The differences were sometimes acute. Scientists believed that eliminating the algorithmic bias would increase the percentage of black patients receiving additional help from 17.7 percent to 46.5 percent. When millions of customers were processed by the algorithm, this meant that black people’s legions did not receive enough support.

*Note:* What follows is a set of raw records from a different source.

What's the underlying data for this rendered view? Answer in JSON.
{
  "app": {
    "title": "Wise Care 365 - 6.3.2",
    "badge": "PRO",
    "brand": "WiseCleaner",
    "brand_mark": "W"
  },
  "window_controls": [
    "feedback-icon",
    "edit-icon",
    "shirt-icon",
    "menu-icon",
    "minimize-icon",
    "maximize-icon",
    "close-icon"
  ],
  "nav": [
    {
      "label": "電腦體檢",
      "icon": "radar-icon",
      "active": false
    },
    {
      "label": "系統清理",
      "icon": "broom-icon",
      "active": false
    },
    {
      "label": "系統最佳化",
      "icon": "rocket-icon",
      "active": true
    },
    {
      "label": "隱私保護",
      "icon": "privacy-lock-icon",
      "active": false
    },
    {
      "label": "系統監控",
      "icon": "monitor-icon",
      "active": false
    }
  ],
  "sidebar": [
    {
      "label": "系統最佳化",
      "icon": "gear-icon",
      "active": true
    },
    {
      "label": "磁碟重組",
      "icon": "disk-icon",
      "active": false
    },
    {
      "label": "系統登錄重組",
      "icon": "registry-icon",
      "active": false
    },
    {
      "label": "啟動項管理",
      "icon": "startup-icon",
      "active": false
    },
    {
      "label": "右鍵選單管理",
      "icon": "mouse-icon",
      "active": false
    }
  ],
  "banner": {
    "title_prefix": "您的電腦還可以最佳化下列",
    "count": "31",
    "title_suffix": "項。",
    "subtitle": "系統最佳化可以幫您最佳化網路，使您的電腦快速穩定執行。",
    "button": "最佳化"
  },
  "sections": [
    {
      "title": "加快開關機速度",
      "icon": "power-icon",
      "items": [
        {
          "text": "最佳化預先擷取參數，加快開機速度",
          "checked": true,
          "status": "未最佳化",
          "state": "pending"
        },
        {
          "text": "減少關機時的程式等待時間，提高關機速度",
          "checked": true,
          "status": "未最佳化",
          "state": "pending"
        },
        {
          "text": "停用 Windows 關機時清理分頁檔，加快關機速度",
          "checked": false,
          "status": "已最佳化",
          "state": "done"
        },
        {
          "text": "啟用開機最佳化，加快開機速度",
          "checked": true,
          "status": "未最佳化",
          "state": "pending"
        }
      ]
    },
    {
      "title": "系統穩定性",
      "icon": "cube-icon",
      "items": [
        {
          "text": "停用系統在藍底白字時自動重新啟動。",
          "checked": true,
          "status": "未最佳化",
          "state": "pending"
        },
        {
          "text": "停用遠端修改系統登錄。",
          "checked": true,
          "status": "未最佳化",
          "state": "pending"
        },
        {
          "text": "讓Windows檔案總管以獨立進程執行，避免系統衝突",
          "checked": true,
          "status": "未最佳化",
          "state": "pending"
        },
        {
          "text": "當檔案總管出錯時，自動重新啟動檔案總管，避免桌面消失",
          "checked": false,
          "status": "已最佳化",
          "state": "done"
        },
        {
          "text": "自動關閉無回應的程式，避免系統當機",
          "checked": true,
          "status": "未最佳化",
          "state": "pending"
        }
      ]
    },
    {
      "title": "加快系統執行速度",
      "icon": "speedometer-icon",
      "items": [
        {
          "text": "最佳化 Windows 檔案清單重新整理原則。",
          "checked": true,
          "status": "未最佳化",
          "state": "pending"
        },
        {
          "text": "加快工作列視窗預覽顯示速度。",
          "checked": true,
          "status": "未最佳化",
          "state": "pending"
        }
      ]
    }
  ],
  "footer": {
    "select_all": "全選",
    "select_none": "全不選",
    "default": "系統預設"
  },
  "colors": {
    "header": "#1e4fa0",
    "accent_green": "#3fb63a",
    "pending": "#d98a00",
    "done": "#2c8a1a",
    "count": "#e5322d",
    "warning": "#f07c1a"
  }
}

In this case, the tendency seems to have been largely ironed out. The team helped the healthcare provider transition to alternative hallmarks such as “active chronic diseases” and “avoidable costs”, with a focus on the patient’s actual health rather than cost. This helped to reduce the quantifiable distortion by 84 percent. While code changes are far from the only means of addressing allegations of systemic bias, the study suggests they could play a bigger role than you might think.